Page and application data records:
*** Begin section ***

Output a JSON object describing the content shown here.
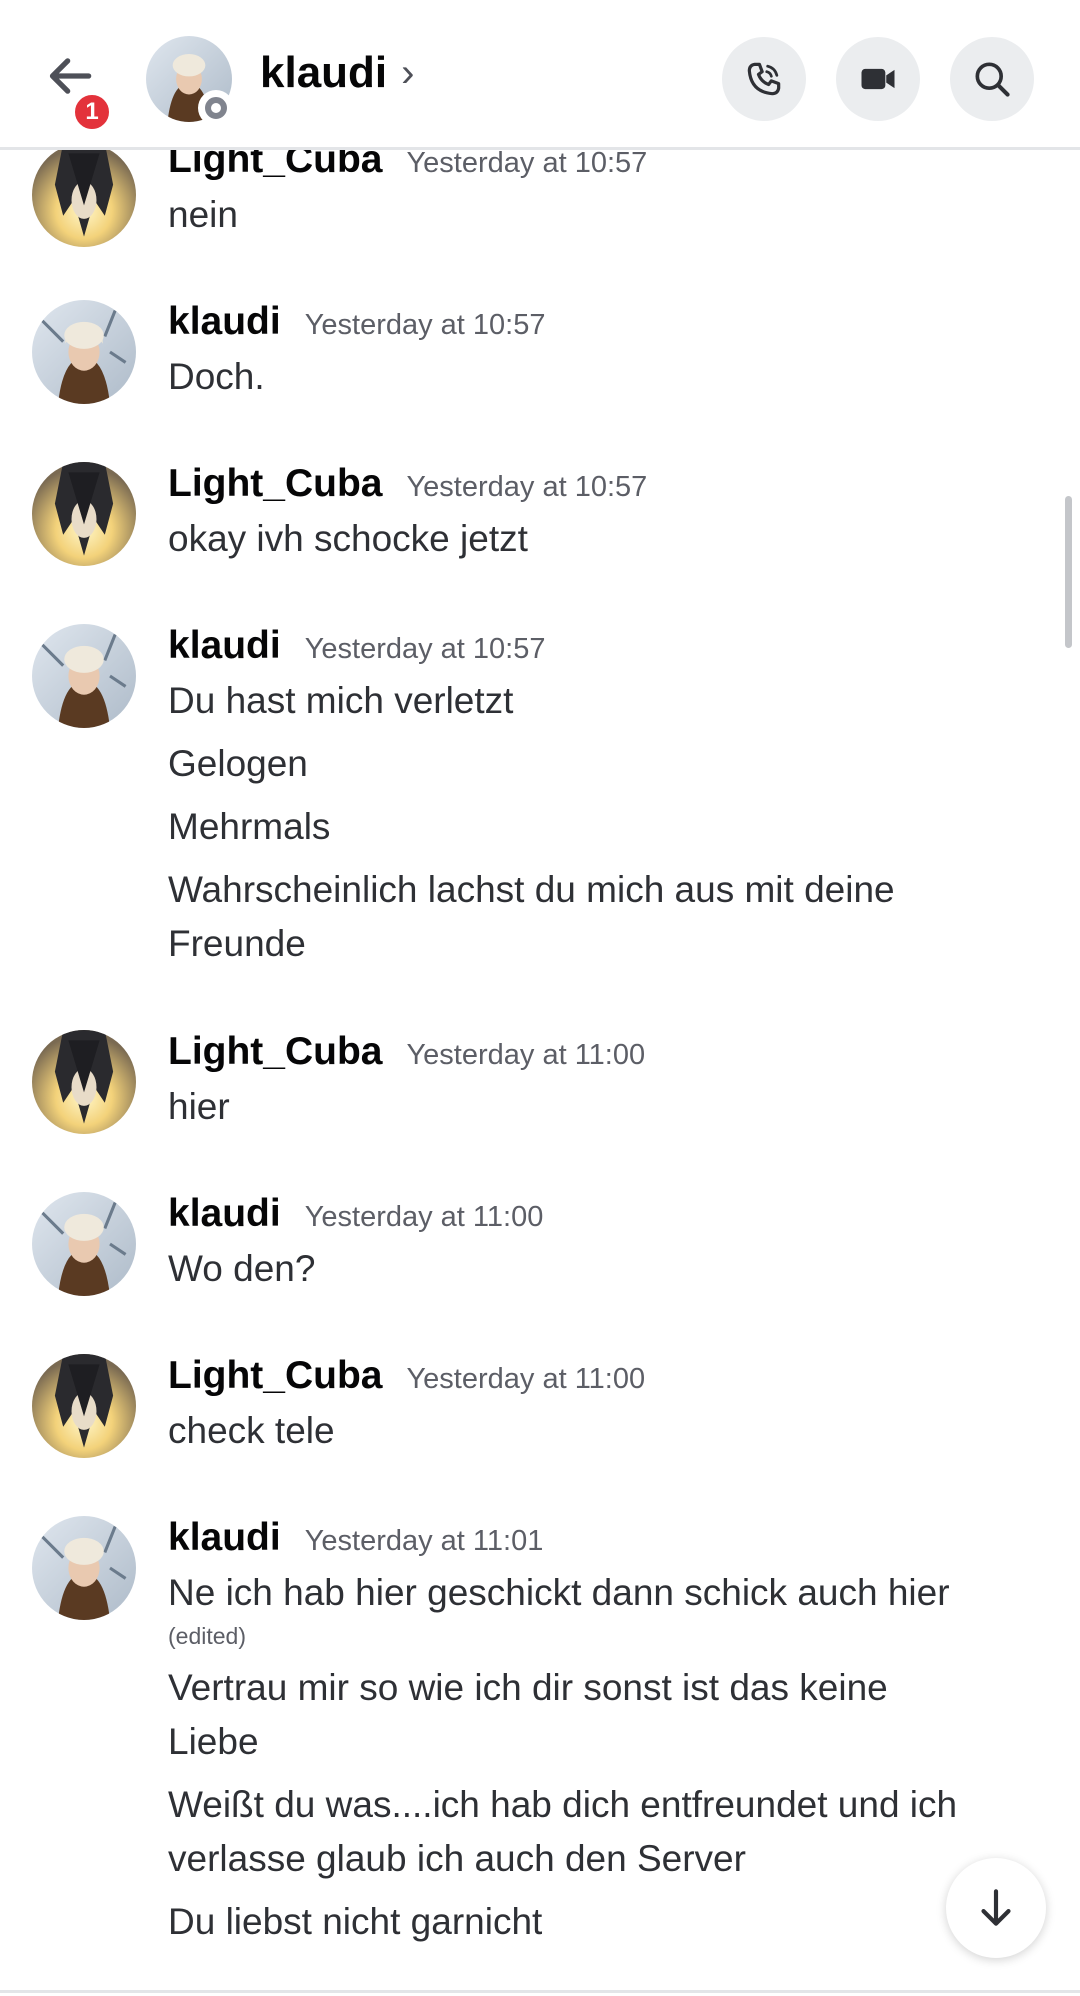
{
  "header": {
    "title": "klaudi",
    "unread_badge": "1",
    "chevron": "›",
    "icons": {
      "back": "arrow-left-icon",
      "call": "phone-call-icon",
      "video": "video-camera-icon",
      "search": "search-icon"
    }
  },
  "colors": {
    "badge": "#e3323b",
    "status_idle": "#80848e",
    "button_bg": "#ebedef"
  },
  "messages": [
    {
      "user": "Light_Cuba",
      "time": "Yesterday at 10:57",
      "lines": [
        "nein"
      ]
    },
    {
      "user": "klaudi",
      "time": "Yesterday at 10:57",
      "lines": [
        "Doch."
      ]
    },
    {
      "user": "Light_Cuba",
      "time": "Yesterday at 10:57",
      "lines": [
        "okay ivh schocke jetzt"
      ]
    },
    {
      "user": "klaudi",
      "time": "Yesterday at 10:57",
      "lines": [
        "Du hast mich verletzt",
        "Gelogen",
        "Mehrmals",
        "Wahrscheinlich lachst du mich aus mit deine",
        "Freunde"
      ]
    },
    {
      "user": "Light_Cuba",
      "time": "Yesterday at 11:00",
      "lines": [
        "hier"
      ]
    },
    {
      "user": "klaudi",
      "time": "Yesterday at 11:00",
      "lines": [
        "Wo den?"
      ]
    },
    {
      "user": "Light_Cuba",
      "time": "Yesterday at 11:00",
      "lines": [
        "check tele"
      ]
    },
    {
      "user": "klaudi",
      "time": "Yesterday at 11:01",
      "lines": [
        "Ne ich hab hier geschickt dann schick auch hier",
        "(edited)",
        "Vertrau mir so wie ich dir sonst ist das keine",
        "Liebe",
        "Weißt du was....ich hab dich entfreundet und ich",
        "verlasse glaub ich auch den Server",
        "Du liebst nicht garnicht"
      ]
    }
  ]
}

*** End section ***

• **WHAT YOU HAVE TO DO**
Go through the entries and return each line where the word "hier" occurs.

• **RESPONSE TO THIS EXERCISE**
        "hier"
        "Ne ich hab hier geschickt dann schick auch hier",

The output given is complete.